Once ZIP Codes had been firmly established, the Post Office began building a series of sectional centers where mail could be pre-sorted, relieving municipalities of the burden of sorting large quantities of letters. The optical readers printed a bar code that broke down the code further, with each sorting step ultimately bringing the letter to the closest Post Office to complete the delivery.

By 1963, bulk mailers were using Zip Codes at a near 100% level. After all, the Post Office could require them to do so for delivery. Residential customers were another story. They weren’t adopting the new system fast enough. Some surmise it was an undercurrent backlash over the perceived depersonalization that had begun as machinery took over many traditionally human jobs: “I am not a number, I am a free man,” as Patrick McGoohan’s character proclaimed in The Prisoner. As a response, the Post Office introduced Mr. ZIP in commercials and posters on July 1, 1963 as a friendly reminder for people to add the codes to their letters and packages.
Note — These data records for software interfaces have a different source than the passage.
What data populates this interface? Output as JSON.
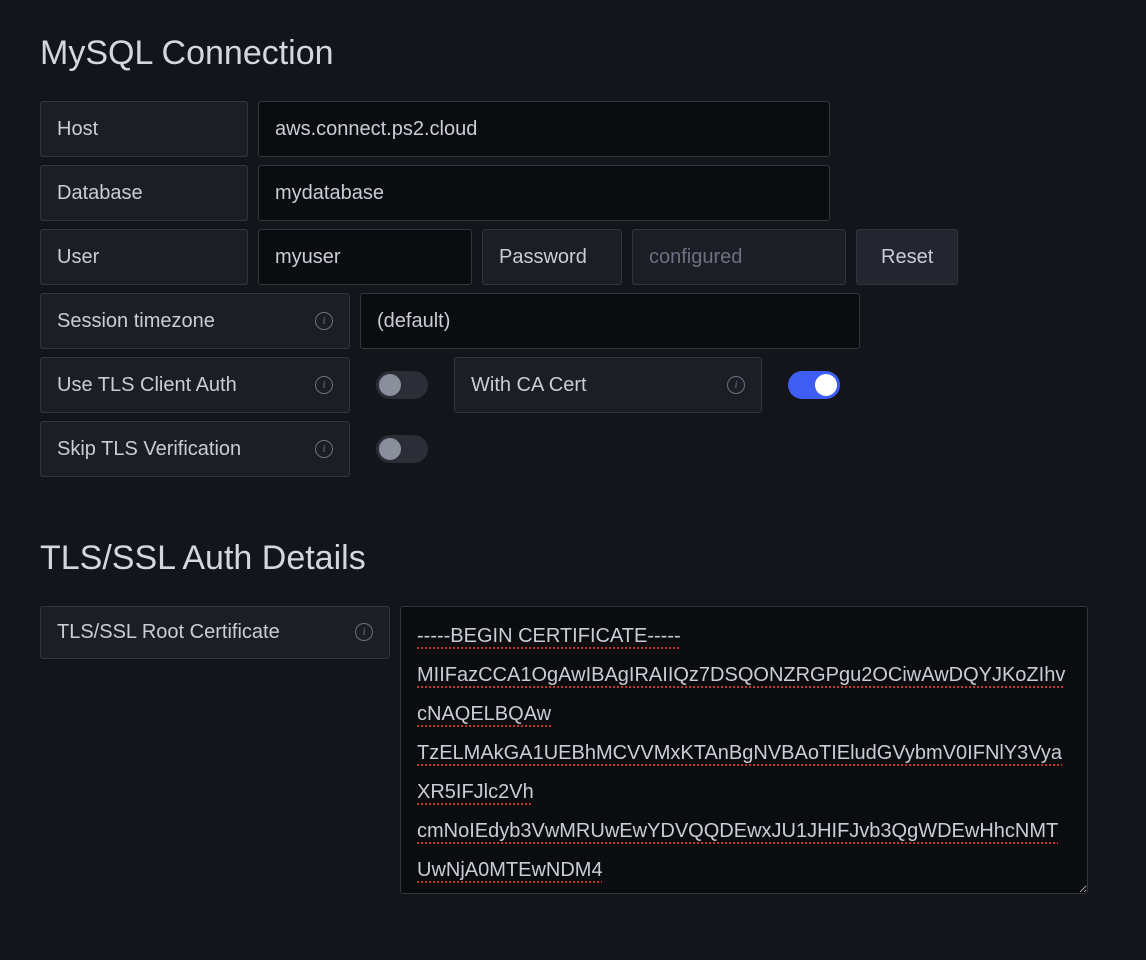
{
  "sections": {
    "mysql": {
      "title": "MySQL Connection",
      "host": {
        "label": "Host",
        "value": "aws.connect.ps2.cloud"
      },
      "database": {
        "label": "Database",
        "value": "mydatabase"
      },
      "user": {
        "label": "User",
        "value": "myuser"
      },
      "password": {
        "label": "Password",
        "placeholder": "configured",
        "value": ""
      },
      "reset_button": "Reset",
      "session_timezone": {
        "label": "Session timezone",
        "value": "(default)"
      },
      "use_tls_client_auth": {
        "label": "Use TLS Client Auth",
        "on": false
      },
      "with_ca_cert": {
        "label": "With CA Cert",
        "on": true
      },
      "skip_tls_verification": {
        "label": "Skip TLS Verification",
        "on": false
      }
    },
    "tls": {
      "title": "TLS/SSL Auth Details",
      "root_cert": {
        "label": "TLS/SSL Root Certificate",
        "value": "-----BEGIN CERTIFICATE-----\nMIIFazCCA1OgAwIBAgIRAIIQz7DSQONZRGPgu2OCiwAwDQYJKoZIhvcNAQELBQAw\nTzELMAkGA1UEBhMCVVMxKTAnBgNVBAoTIEludGVybmV0IFNlY3VyaXR5IFJlc2Vh\ncmNoIEdyb3VwMRUwEwYDVQQDEwxJU1JHIFJvb3QgWDEwHhcNMTUwNjA0MTEwNDM4"
      }
    }
  }
}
People took to the Mr. ZIP character right away, and the rest is boomer history. The use of Mr. ZIP was retired in 1986.

Sign with "Mr. ZIP" on a hotel letter drop. Note the sign is dated May 1963, presumably the printing date, which is just two months before the introduction of the character. Photo is in the public domain as a work of the U.S. Federal Government.


Mister Boomer recalls seeing the character inside the Post Office when he visited with his mother. It was also ubiquitously present on the cancellation mark over stamps for several years. As a youngster, he didn’t give it much thought. The ZIP Code system happened right around the time his family got their new, all-digit phone number. Now, as an adult student of 60s culture, Mister B marvels at the simplicity of the drawing, with its thick black lines and slightly off-kilter geometric forms. In the beginning, Mr. ZIP was just a head. Quickly, the Post Office added a body. The shape was thin and rectangular, often drawn showing the character in motion with a carrier bag, as indicated by the “speed lines” boomer kids remember from cartoons.

Mr. ZIP is thought of as one of the most successful advertising promotions of all times. It was the perfect embodiment of the 60s art style that spoke to a generation, making them comfortable with a system they were reluctant to embrace. (Maybe it’s time to revive Mr. ZIP. After all, how many of us are using the ZIP+4 system that was introduced in the 1980s?)

What memories of Mr. ZIP and the U.S. Post Office come to mind for you, boomers?